Most people reflexively pull their hand away when, for example, they stick to a sharp object or burn on a hot stove. Feeling pain when the body comes into contact with objects that can cause tissue damage is the body's way of protecting itself.

Now researchers at the Karolinska Institute, KI, have discovered a new sensory organ in the skin that senses these pains and other dangerous directions from the environment. The discovery is published in the scientific journal Science.

"In the past, it has been thought that pain has started from nerve fibers in the skin, but we have discovered that there is also another cell type that knows the environment and responds to pain," says Patrik Ernfors, professor at the Department of Medical Biochemistry and Biophysics at the Karolinska Institute, and the principal of the study.

"Finally proved it"

The sensory organ consists of cells that together form a tissue-like organ under the skin and are sensitive to painful mechanical action. When the sticks and strokes activate the organ, it leads to electrical impulses in the nervous system that lead to reflex reactions and the person feels pain.

- They lie like long protrusions, a tissue, in the skin. I think both their appearance and how it works is exciting, says Patrik Ernfors.

How does it feel now?

- We have been researching this for five years, so we have known this cell type for a long time, but now we have finally proved it. So for us, it is not an end but rather a beginning to find out more, says Patrik Ernfors.

"Can make sense"
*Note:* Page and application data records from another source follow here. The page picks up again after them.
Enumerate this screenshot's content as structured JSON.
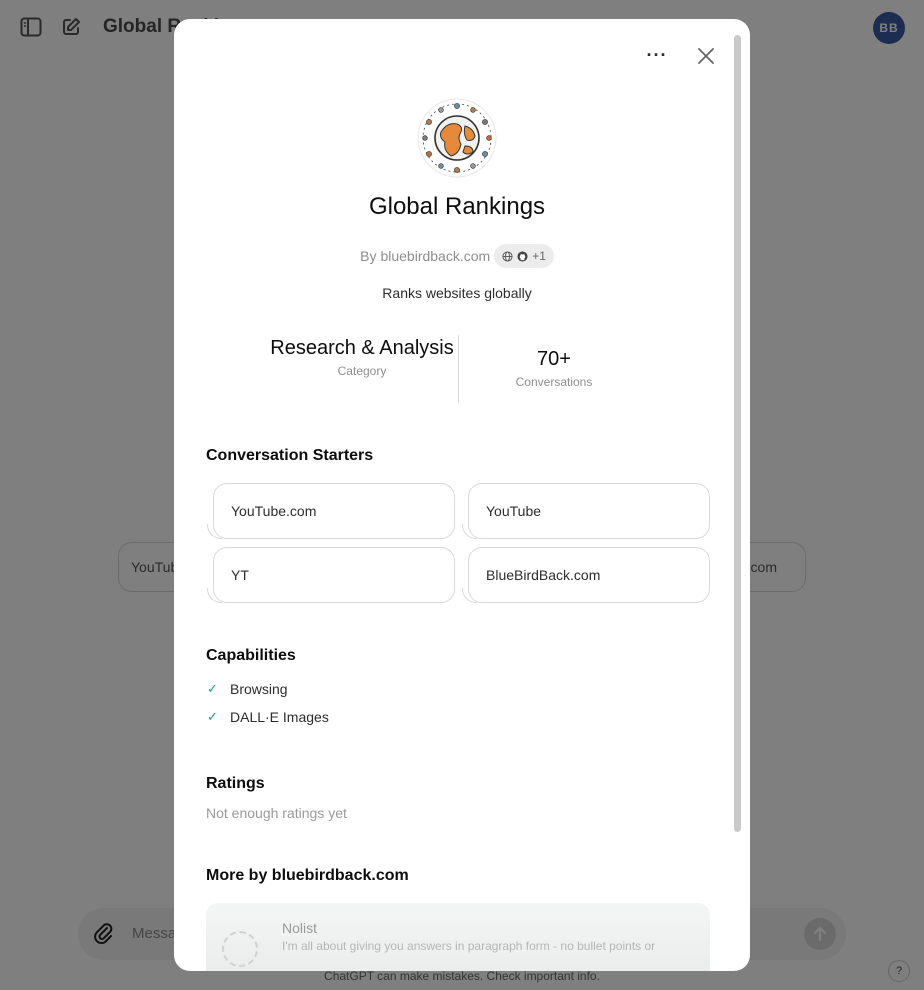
{
  "app": {
    "title": "Global Rankings",
    "avatar_initials": "BB",
    "composer_placeholder": "Message Global Rankings...",
    "disclaimer": "ChatGPT can make mistakes. Check important info.",
    "help": "?",
    "bg_starters": [
      "YouTube.com",
      "BlueBirdBack.com"
    ]
  },
  "modal": {
    "more_label": "···",
    "name": "Global Rankings",
    "by_prefix": "By",
    "author": "bluebirdback.com",
    "social_extra": "+1",
    "description": "Ranks websites globally",
    "stats": {
      "category_value": "Research & Analysis",
      "category_label": "Category",
      "conversations_value": "70+",
      "conversations_label": "Conversations"
    },
    "starters_heading": "Conversation Starters",
    "starters": [
      "YouTube.com",
      "YouTube",
      "YT",
      "BlueBirdBack.com"
    ],
    "capabilities_heading": "Capabilities",
    "capabilities": [
      "Browsing",
      "DALL·E Images"
    ],
    "ratings_heading": "Ratings",
    "ratings_empty": "Not enough ratings yet",
    "more_by_heading": "More by bluebirdback.com",
    "more_by": [
      {
        "title": "Nolist",
        "description": "I'm all about giving you answers in paragraph form - no bullet points or"
      }
    ]
  },
  "colors": {
    "overlay": "rgba(0,0,0,0.5)",
    "check": "#10a37f",
    "avatar": "#3b5ba5"
  }
}
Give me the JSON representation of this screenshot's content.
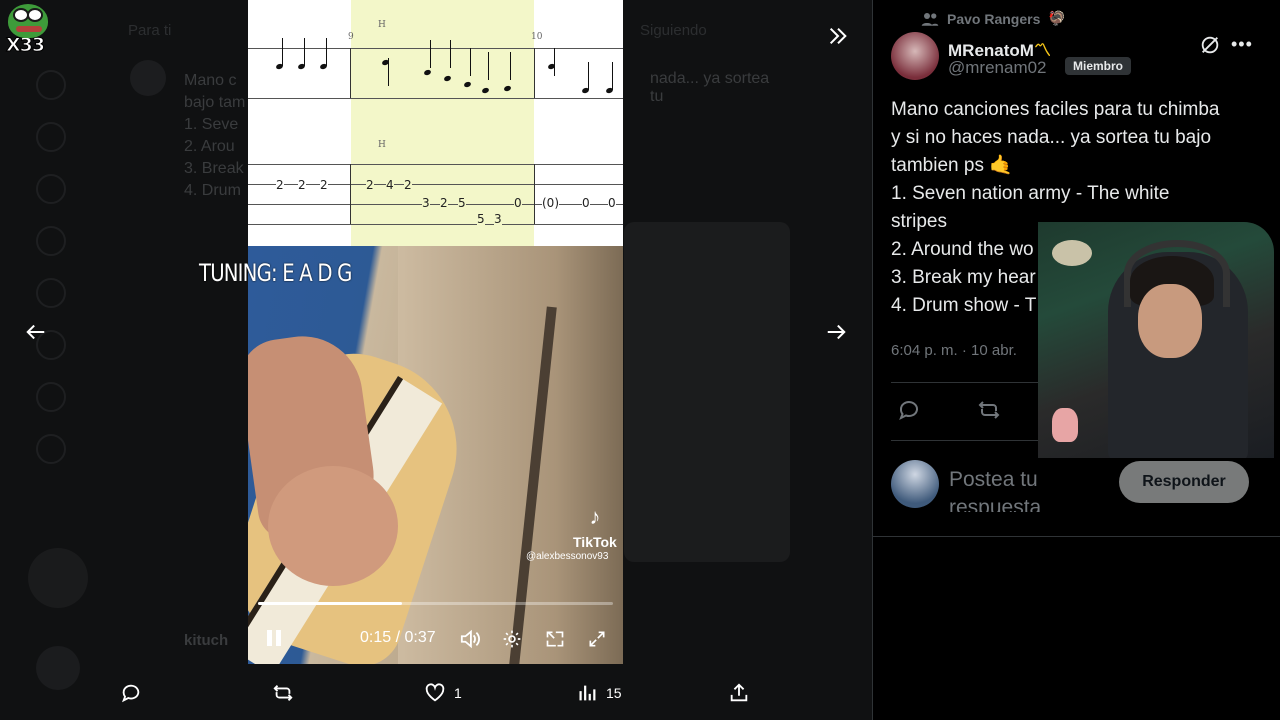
{
  "overlay": {
    "tag": "X33"
  },
  "background": {
    "tabs": [
      "Para ti",
      "Siguiendo"
    ],
    "tweet_text": "Mano c\nbajo tam\n1. Seve\n2. Arou\n3. Break\n4. Drum",
    "tweet_text_right": "nada... ya sortea tu",
    "username": "kituch"
  },
  "video": {
    "tuning_text": "TUNING: E A D G",
    "tiktok_label": "TikTok",
    "tiktok_handle": "@alexbessonov93",
    "current_time": "0:15",
    "duration": "0:37",
    "time_separator": " / ",
    "progress": 0.405,
    "tab_numbers": {
      "m1": [
        "2",
        "2",
        "2"
      ],
      "m2": [
        "2",
        "4",
        "2",
        "5",
        "3",
        "2",
        "5",
        "3",
        "0"
      ],
      "m3": [
        "(0)",
        "0",
        "0"
      ]
    },
    "measure_numbers": [
      "9",
      "10"
    ],
    "hammer_marks": [
      "H",
      "H"
    ]
  },
  "actions": {
    "like_count": "1",
    "views_count": "15"
  },
  "tweet": {
    "community": "Pavo Rangers",
    "display_name": "MRenatoM",
    "handle": "@mrenam02",
    "badge": "Miembro",
    "lines": [
      "Mano canciones faciles para tu chimba",
      "y si no haces nada... ya sortea tu bajo",
      "tambien ps 🤙",
      "1. Seven nation army - The white",
      "stripes",
      "2. Around the wo",
      "3. Break my hear",
      "4. Drum show - T"
    ],
    "timestamp": "6:04 p. m. · 10 abr."
  },
  "reply": {
    "placeholder_line1": "Postea tu",
    "placeholder_line2": "respuesta",
    "button": "Responder"
  },
  "colors": {
    "highlight": "#f3f7c9",
    "muted_text": "#71767b",
    "button_bg": "#787a7a"
  }
}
The KI researchers also conducted experiments in which they shut down the organ and saw that the possibility of sensing mechanical pain decreased. Patrik Ernfors hopes that the discovery will have a bearing on the understanding of chronic pain.

- It opens up a lot of exciting questions if we hope to be able to participate and answer. If we understand how pain arises, we may also understand what causes chronic pain. A next step is then to be able to produce medicines for those who suffer from constant pain, says Patrik Ernfors.